In his article, "Decolonizing Fairy-Tale Studies" (2010) Donald Haase cautions against the "limited horizon of much contemporary fairy-tale research" and advocates developing "effective intercultural or transcultural model[s] for understanding the fairy tale," in order to "create a disciplinary or interdisciplinary space that can accommodate the genre in its many manifestations." A few recent, exemplary studies indicate the rich theoretical possibilities for fairy-tale scholarship: Jack Zipes draws on cognitive science and evolutionary biology in The Irresistible Fairy Tale, and Cristina Bacchilega's Fairy Tales Transformed? frames fairy tale adaptations as "ideologically-variable desire machines" entangled in a hyptertextual age of wonder and magic.
DISASTER AND DISEASE IN AFRICAN LITERATURE: THE AESTHETICS OF ENDURANCE
CFP for Panel: Approaching the WWE Universe
SCMS 2015, Montreal
Call For Papers
Thirteenth Claflin University Conference
on English and Language Arts Pedagogy
in Secondary and Postsecondary Institutions
October 29-30, 2014
THEME: READING AND WRITING ACROSS THE
Wednesday, Oct 29, 2014, 8:30 AM-5:00 PM Ministers Hall,
Claflin University campus
Morning: Concurrent sessions
Afternoon: Keynote address and readings
CALL FOR ESSAY PROPOSALS: Asian Cuisine Restaurants in the United States
Edited by Bruce Makoto Arnold, Tanfer Emin Tunc, and Raymond Chong.
We invite proposal submissions for a forthcoming edited collection that addresses Asian cuisine restaurants in the United States.
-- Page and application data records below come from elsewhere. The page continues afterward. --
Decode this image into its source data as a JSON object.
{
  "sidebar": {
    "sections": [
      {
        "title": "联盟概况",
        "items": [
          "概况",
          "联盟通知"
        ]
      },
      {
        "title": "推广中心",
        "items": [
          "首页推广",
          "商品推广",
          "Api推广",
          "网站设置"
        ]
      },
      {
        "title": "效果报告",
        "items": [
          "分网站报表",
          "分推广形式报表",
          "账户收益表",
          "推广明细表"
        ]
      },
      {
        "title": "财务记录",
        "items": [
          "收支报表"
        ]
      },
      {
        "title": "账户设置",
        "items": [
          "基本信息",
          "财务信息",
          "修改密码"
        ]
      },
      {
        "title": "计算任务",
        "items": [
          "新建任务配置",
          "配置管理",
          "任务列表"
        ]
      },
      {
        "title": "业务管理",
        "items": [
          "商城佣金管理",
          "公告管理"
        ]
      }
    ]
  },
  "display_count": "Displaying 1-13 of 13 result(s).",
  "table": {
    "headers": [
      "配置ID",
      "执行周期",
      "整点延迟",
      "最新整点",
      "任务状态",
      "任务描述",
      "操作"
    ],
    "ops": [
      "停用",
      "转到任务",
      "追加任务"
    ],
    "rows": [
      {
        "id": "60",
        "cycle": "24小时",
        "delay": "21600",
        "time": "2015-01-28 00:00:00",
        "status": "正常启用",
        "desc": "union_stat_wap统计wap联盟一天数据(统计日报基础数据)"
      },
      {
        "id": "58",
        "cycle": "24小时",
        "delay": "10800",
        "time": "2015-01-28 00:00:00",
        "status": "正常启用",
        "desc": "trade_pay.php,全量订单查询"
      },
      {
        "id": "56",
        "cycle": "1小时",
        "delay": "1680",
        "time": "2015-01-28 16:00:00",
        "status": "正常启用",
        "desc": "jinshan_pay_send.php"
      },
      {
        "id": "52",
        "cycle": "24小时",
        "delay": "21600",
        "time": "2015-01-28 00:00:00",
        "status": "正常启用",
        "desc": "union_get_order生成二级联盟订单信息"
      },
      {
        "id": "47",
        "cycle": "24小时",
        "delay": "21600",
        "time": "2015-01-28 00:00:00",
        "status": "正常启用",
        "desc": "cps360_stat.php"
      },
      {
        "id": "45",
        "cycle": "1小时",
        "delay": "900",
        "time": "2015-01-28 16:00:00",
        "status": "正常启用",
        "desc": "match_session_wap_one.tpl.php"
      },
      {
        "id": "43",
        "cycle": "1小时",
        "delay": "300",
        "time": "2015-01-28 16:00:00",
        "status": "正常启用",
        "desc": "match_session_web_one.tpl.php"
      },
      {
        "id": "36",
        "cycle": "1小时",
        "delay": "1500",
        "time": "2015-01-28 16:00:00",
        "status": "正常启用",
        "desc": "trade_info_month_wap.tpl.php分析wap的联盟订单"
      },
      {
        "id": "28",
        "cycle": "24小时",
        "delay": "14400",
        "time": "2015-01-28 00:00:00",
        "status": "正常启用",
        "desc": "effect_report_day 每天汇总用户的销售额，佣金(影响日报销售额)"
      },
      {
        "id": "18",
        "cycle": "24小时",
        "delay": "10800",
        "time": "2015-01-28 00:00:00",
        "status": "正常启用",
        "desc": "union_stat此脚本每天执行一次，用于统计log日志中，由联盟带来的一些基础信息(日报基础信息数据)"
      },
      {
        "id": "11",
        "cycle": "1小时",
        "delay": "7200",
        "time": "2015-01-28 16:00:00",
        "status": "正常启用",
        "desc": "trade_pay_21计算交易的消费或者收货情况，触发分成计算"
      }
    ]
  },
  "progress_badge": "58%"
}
This volume welcomes interdisciplinary perspectives from fields including, but not limited to, history, anthropology, critical and cultural theory, American Studies, Asian American Studies, and foodways.
Some possible topics could include:
Food on the Home Front, Food on the Warfront: Conflict and the American Diet
Edited by Tanfer Emin Tunc and Annessa Ann Babic
When the Lamps Went Out: H. G. Wells and his World on the Eve of the War
H. G. Wells Society Conference
Palace Green Library, Durham University, 27 September 2014
Professor Matthew Pateman (Sheffield Hallam University)
Megan Shepherd (author of The Madman's Daughter)
TALTP (http://cpcc.edu/taltp), a peer-reviewed journal, seeks articles aimed toward instructors of American literature courses in 4-year and 2-year universities and colleges. Our goal is to feature practical articles and reviews on best classroom practices, including the use of the Internet and other technology. Articles featuring the use of critical theories in teaching American literature and introducing minor or lost American authors are welcome, as are reviews of new titles that would interest instructors. Our readers seek to more effectively transfer their knowledge of, interest in, and passion for American literature to their students.